Actually the concept didn't originate in New Orleans; it was borrowed from the Edinburgh Fringe Festival that began in 1947 and allowed writers and performers who were rejected from the Edinburgh International Festival to have their works staged elsewhere. Other cities in the U.S. put on similar "fringe" events, most notably New York and Minneapolis.
In New Orleans over the years the concept has mushroomed and increased in popularity. Most recently it brought about 40 performing arts groups to the city and nearly 100 separate productions were staged. In typical New Orleans fashion, the event is celebrated with a parade and other festivities.
Performances may include drama, comedy, dance, improvisational, pantomime, musical theater, puppetry, storytelling and other forms of the performing arts. Productions are staged in small neighborhood theatres and even on the stages of local bars. Many of the performances are open to the public and priced inexpensively. The festival lasts for a whole weekend and individual show admissions are usually $8 for each.

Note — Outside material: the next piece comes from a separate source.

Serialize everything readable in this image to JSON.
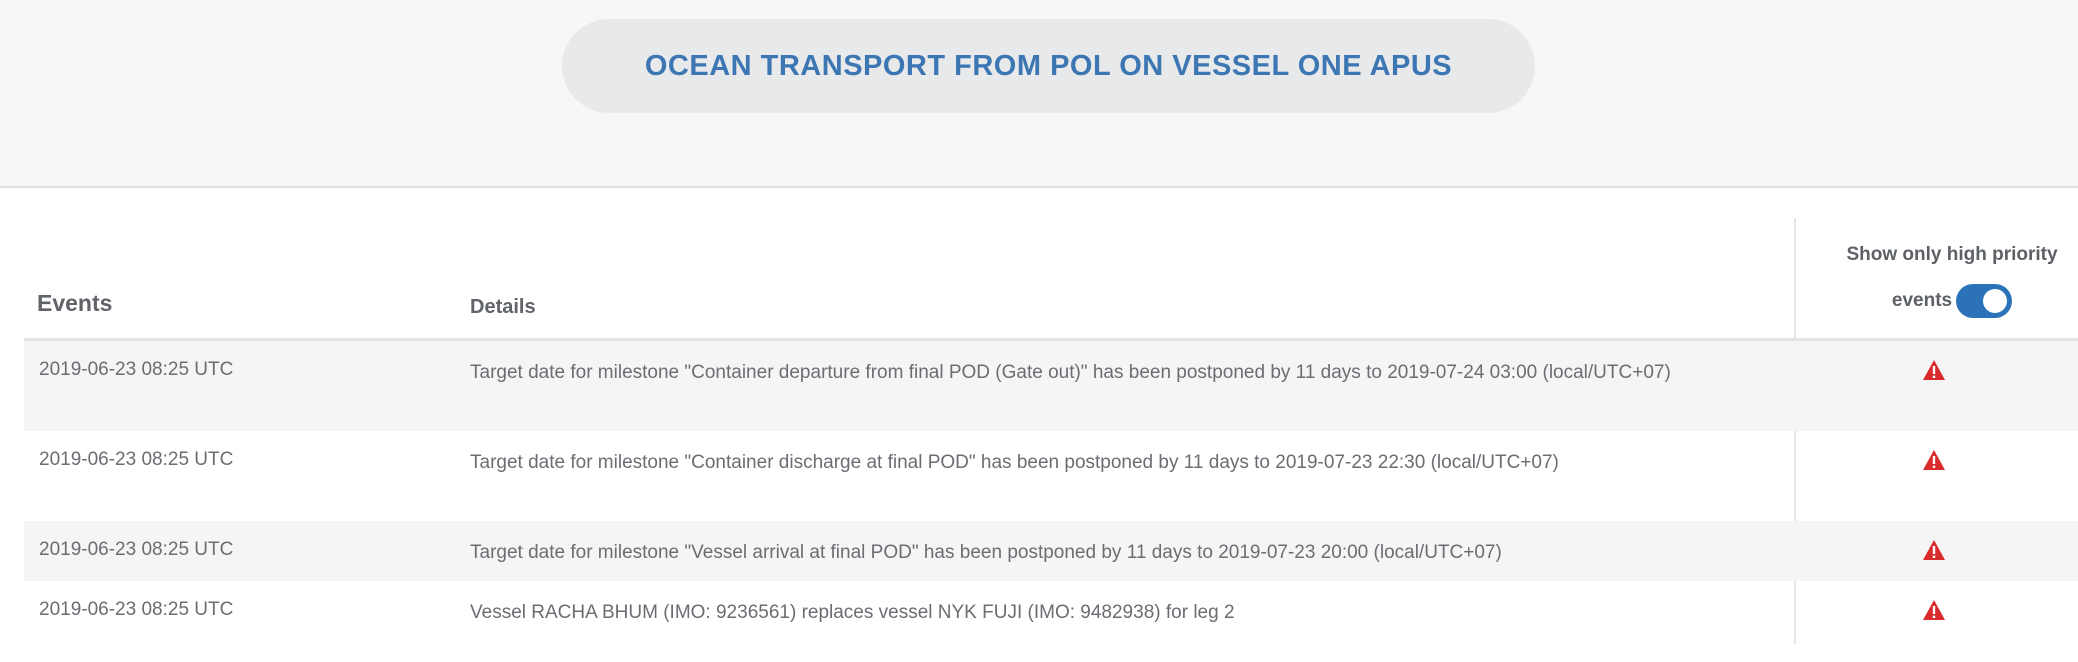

To submit works for consideration, become a sponsor, volunteer to work at the festival or for information about attending the Fringe Festival and purchasing tickets go the following link: www.nofringe.org or call 504-941-3640.